But, somehow, maybe the new environment in the school or a developmental maturity that you finally reached or the pressure put on you by your siblings attaining high marks, about 2/3 of the way through the school year, something clicked in you. Suddenly you were spending time making sure your assignments were neat and detailed. You colored in pictures with an attention to detail I’d never seen you use. You completed “extension” assignments without being reminded and did them well. You were engaged and interested in school work and it was like the clouds parted and the sun shone and angels sang, so great was my relief and excitement. Your teachers remarked on it, your dad and I noticed it, and your report card certainly reflected it. Whatever happened, you seem to have turned a corner and I am so proud of how hard you worked. Please, please keep it up!
You have thrived in this new school environment in non-academic ways too; in fact, the set-up of the school seems designed with kids like you specifically in mind. There’s so much activity built into your weeks and you have full classes devoted solely to sports! You swim every other week during school AND you have P.E. class AND you have random sporting events like cross-country races and soccer matches popping up in every term! There’s no time to get bored and you rarely have to sit for more than an hour at a time, ever.
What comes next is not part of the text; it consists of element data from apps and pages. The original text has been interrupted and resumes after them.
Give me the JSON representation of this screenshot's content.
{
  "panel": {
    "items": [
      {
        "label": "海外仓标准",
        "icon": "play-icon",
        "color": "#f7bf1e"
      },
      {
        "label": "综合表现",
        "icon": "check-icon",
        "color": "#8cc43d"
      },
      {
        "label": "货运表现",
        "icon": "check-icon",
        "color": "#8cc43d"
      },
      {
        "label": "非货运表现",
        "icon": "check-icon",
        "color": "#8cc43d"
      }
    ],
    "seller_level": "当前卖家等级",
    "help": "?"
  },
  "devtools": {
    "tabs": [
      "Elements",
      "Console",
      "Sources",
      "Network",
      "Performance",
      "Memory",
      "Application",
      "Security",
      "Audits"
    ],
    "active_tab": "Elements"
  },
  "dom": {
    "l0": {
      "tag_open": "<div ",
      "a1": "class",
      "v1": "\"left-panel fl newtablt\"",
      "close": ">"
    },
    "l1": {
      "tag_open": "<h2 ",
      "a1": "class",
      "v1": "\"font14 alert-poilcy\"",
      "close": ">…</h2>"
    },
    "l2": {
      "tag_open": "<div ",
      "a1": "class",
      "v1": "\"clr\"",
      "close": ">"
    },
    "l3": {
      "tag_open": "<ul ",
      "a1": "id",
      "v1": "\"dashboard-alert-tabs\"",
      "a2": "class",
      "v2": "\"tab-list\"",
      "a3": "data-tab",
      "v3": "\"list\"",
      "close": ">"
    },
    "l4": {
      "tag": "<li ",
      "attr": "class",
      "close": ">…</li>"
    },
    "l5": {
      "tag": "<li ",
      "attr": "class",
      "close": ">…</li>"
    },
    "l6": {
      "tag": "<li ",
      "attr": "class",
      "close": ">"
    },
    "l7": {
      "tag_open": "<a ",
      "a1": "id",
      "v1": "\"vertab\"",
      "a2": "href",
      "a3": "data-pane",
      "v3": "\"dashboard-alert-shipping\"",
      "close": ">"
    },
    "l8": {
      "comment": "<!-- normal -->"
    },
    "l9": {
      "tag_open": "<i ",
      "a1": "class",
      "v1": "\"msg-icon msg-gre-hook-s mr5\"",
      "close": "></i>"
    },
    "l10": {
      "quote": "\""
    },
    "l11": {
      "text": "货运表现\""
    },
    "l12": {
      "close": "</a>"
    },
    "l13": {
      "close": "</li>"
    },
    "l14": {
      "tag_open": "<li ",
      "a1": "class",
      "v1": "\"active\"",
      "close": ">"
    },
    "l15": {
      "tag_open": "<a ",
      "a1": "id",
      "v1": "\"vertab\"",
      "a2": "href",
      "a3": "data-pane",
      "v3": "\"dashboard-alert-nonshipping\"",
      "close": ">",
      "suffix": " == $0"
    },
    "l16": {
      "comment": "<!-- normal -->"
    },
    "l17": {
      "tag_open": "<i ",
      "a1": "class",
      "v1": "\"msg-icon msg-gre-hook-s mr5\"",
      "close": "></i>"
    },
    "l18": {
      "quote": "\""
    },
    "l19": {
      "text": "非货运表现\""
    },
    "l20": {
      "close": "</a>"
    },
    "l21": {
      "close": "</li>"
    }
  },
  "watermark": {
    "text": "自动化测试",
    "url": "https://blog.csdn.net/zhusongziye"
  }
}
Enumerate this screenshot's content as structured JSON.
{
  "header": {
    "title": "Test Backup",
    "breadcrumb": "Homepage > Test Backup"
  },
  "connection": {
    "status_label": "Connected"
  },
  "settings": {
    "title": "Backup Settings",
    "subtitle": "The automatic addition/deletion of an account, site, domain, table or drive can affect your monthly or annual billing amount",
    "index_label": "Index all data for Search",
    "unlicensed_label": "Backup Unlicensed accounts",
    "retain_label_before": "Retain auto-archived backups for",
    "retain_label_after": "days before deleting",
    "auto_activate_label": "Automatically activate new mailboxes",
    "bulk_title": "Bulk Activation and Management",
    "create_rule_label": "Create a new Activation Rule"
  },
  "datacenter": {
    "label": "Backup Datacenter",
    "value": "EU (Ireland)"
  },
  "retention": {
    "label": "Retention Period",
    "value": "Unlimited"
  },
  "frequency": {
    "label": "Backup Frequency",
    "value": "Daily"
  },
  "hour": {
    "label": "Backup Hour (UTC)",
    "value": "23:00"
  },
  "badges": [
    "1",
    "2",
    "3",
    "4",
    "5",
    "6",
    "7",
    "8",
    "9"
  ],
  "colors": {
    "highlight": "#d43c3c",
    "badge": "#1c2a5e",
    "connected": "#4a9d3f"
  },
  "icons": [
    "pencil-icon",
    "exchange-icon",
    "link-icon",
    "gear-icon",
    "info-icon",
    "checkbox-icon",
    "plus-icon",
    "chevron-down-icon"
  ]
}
As you always have, you did apply yourself fully to being the best athlete you can be. You made the A-team in soccer, were the only kid in your year to make the cross-country team (actually beating your older brother in the tryouts to his absolute dismay) and you also made the A-teams in hockey and cricket, too. You absolutely ROCKED it on school Sports Day, coming in second in the 50-meter race, 4th in the 100-meter race, first in the 800-meter race (by quite a distance, actually), and first in the cricket ball throw, breaking a ten-year old school record by 2 full meters — a considerable margin. Your obvious joy when you compete in athletics is just uplifting. No matter what the sport is, I love watching you play.
The discovery of your love for running has been an interesting development. You literally LOVE running. You will run short or long distances. You run fast, the whole time. Sometimes, as you’re running, you throw in a few skipping steps, but you never seem to tire. You ask me to please go for a run with you, and so I do it, but you are definitely the rabbit and I spend the whole time telling you to keep going as long as you can still see me in your rear view. It’s a great thing for you, my child who is always full to the very brim with energy. And we’d never really have realized how much you enjoy it were it not for the cross country and track programs at your new school. I hope you always keep running; you look, as you go, like you’re at peace with the world.
You, my friend, continue to challenge me as a mother. You can be the most loving and attentive child or the most stubborn and taciturn child, depending on the day. You keep me on my toes, always. But as you’ve gotten older and more mature, the lovey days outnumber the grumpy days. It’s a nice thing. I want you to know, though, that I am grateful for the challenging days too, because they make me work to get better at this parenting gig. And they definitely make me appreciate the lovey days even more.
And so, as we go into this year — the Ocho — I only hope you continue on the path you’re on. May the year of being eight be as amazing as you are. I love you a bushel and a peck and a hug around the neck. Happy birthday to you, my little blonde baby.